Luan: For trip visitors, yes — industry and media. For actual gamers, they’re still mostly Chinese.
GamesBeat: Do you think it’s best to have a combination of the business side and the players in one conference?
Luan: We’d like to see that. It’ll reduce the risk of other organizers moving in.
GamesBeat: You can have large audiences from both sides.
Luan: Yeah. If you look at E3 or the Tokyo Game Show, it all depends on console games. If console games are growing slowly, the show is growing slowly.
GamesBeat: TGS has been shrinking, yeah. I think E3 had smaller floor space this year.
Luan: Right. Many of the big exhibiting companies have merged with each other, so the number of exhibitors goes down. It reduces the number and size of booths.
GamesBeat: ChinaJoy appears to have one very different tradition than other conferences I’ve been to. I see so many more women here, or booth babes, as part of the exhibitions. Has it always been that way? Is it just expected?
Luan: It’s due to the special circumstances of the Chinese market. I see a lot of that at E3 and TGS as well, but the numbers—we have too many in China.

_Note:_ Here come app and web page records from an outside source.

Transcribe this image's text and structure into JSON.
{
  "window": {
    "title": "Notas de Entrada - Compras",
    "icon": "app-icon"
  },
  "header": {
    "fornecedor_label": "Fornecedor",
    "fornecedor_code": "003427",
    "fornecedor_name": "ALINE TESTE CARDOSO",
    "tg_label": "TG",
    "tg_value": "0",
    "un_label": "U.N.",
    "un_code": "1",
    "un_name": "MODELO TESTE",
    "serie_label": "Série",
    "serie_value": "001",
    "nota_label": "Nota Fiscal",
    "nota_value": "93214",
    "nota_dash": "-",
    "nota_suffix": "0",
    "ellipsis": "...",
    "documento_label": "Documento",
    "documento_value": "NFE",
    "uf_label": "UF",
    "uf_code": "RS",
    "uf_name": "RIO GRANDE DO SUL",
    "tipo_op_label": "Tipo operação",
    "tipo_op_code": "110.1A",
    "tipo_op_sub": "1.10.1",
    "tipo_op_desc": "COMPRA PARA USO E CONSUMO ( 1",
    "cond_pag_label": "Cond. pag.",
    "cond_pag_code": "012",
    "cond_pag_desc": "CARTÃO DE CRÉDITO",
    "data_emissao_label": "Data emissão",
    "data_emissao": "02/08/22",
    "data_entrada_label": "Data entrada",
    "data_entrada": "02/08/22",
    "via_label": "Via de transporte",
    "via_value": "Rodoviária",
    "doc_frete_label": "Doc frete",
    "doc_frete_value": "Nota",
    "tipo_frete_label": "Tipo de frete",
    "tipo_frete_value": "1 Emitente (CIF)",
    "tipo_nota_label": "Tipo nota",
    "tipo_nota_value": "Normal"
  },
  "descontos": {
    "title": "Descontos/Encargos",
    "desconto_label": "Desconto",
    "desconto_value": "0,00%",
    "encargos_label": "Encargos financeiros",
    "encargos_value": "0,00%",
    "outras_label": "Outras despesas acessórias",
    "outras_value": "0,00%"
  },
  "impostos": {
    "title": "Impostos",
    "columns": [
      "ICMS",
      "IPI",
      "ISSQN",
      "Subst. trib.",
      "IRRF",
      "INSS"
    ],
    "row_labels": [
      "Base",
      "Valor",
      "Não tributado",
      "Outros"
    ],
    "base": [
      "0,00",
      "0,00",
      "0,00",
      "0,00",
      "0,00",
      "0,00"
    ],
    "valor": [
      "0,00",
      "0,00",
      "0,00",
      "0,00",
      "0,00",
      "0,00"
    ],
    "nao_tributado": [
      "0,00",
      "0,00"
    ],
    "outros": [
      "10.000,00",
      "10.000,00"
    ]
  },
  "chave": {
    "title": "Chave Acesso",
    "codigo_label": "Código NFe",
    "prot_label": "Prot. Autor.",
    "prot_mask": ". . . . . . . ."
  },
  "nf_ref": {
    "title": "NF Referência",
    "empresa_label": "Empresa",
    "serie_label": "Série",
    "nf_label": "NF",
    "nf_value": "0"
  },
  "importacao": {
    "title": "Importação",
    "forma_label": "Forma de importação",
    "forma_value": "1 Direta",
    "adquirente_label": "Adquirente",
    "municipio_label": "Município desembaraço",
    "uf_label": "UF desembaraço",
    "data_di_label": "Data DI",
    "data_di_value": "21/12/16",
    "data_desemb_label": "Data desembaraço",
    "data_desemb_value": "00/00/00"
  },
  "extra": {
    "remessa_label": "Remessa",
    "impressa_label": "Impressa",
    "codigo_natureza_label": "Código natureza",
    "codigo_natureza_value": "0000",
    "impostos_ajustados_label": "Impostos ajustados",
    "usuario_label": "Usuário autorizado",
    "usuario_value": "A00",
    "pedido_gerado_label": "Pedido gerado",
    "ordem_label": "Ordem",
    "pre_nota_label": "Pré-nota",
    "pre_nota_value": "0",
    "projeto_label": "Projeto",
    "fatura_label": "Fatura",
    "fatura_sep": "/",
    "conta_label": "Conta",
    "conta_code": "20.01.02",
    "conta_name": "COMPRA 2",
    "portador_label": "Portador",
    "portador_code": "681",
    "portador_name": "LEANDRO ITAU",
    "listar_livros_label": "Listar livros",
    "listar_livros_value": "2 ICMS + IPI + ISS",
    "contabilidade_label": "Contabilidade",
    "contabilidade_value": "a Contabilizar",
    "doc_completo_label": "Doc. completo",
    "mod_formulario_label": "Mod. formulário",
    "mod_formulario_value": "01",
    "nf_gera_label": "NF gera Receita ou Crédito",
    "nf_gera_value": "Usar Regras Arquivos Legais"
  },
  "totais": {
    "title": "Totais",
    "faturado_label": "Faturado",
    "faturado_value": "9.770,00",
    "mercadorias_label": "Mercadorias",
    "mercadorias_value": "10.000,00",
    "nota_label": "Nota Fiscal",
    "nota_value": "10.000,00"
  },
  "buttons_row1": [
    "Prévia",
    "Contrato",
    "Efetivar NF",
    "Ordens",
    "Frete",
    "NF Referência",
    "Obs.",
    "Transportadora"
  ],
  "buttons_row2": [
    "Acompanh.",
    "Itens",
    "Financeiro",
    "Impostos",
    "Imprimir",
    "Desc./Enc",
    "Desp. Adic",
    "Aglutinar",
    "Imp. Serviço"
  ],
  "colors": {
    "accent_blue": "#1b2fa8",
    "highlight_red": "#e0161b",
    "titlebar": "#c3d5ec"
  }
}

The marketing in China is dominated by online games, and we don’t see online games as a real game until we see the social context among the players. One of the big reasons people play online games is to meet people and make friends. So you don’t see the same methods of promotion as in packaged games. The exhibitors want to increase the attention paid to their products, but the product itself isn’t as attractive, whether through its story background or its gameplay. They want to emphasize the social networking elements, and they have to figure out a way to attract players that doesn’t have to do with content. So it’s either presents, giveaways, or girls.
ChinaJoy has to meet the demands of both players and companies. That’s why you see a big difference between this show and E3. The way they do promotion here is different.
GamesBeat: It sounded like there was a new restriction that limited that sort of thing this year, but I don’t know if that was correct.
Luan: We’ve limited the maximum number of show girls for each booth. We don’t want to eliminate that entirely, but we want to take some control over it. We want a good balance.
GamesBeat: It might make the games stand out a little more.
Luan: Right. If you look at some of the big exhibitors, like Tencent, they’re not having show girls at their booth this year. They only have game demos, places where you can play their games. We have Microsoft and Sony exhibiting this year, and they’ll be doing the same. They want to bring their best products to attract their audience.
GamesBeat: It seems like it’ll make the show stronger to have these bigger companies coming in and having a huge presence. The badges and everything have Xbox all over.
Luan: The policy issues have been big for business people and commercial companies looking to enter the Chinese market. They see the opening policy, so they see a chance to do business here. I believe, in the next year or the year after, we’ll see more third-party software providers and game developers joining them. The future is bright.
GamesBeat: I saw that Chinese publisher Perfect World was launching three games for the Xbox One. That’s pretty strong backing.
Luan: During the past 10 years, many local game developers have been on the rise. They have strong income through online games. Some of them have gone public and become even more powerful. Those local companies understand the behavior of players here in China better than many others. Their advantage in experience will help them to join and compete in the world market.
GamesBeat: I saw some statistics from a company called the Corum Group. They said that nine of the 10 top game-industry acquisitions in 2012 and 2013 were Asian companies and that 30 Asian companies have a billion dollars or more in cash with an eye toward acquisitions. It suggests that the trend favors Asia and China.
Luan: Local game companies like Perfect World, Tencent, Shanda, they’ve been very much appreciated and protected by the government over the last 10 years. It’s given them the chance to grow bigger and stronger. If you look at the opening policy now, they have the ability to challenge some of the giants overseas, the big game publishers and developers.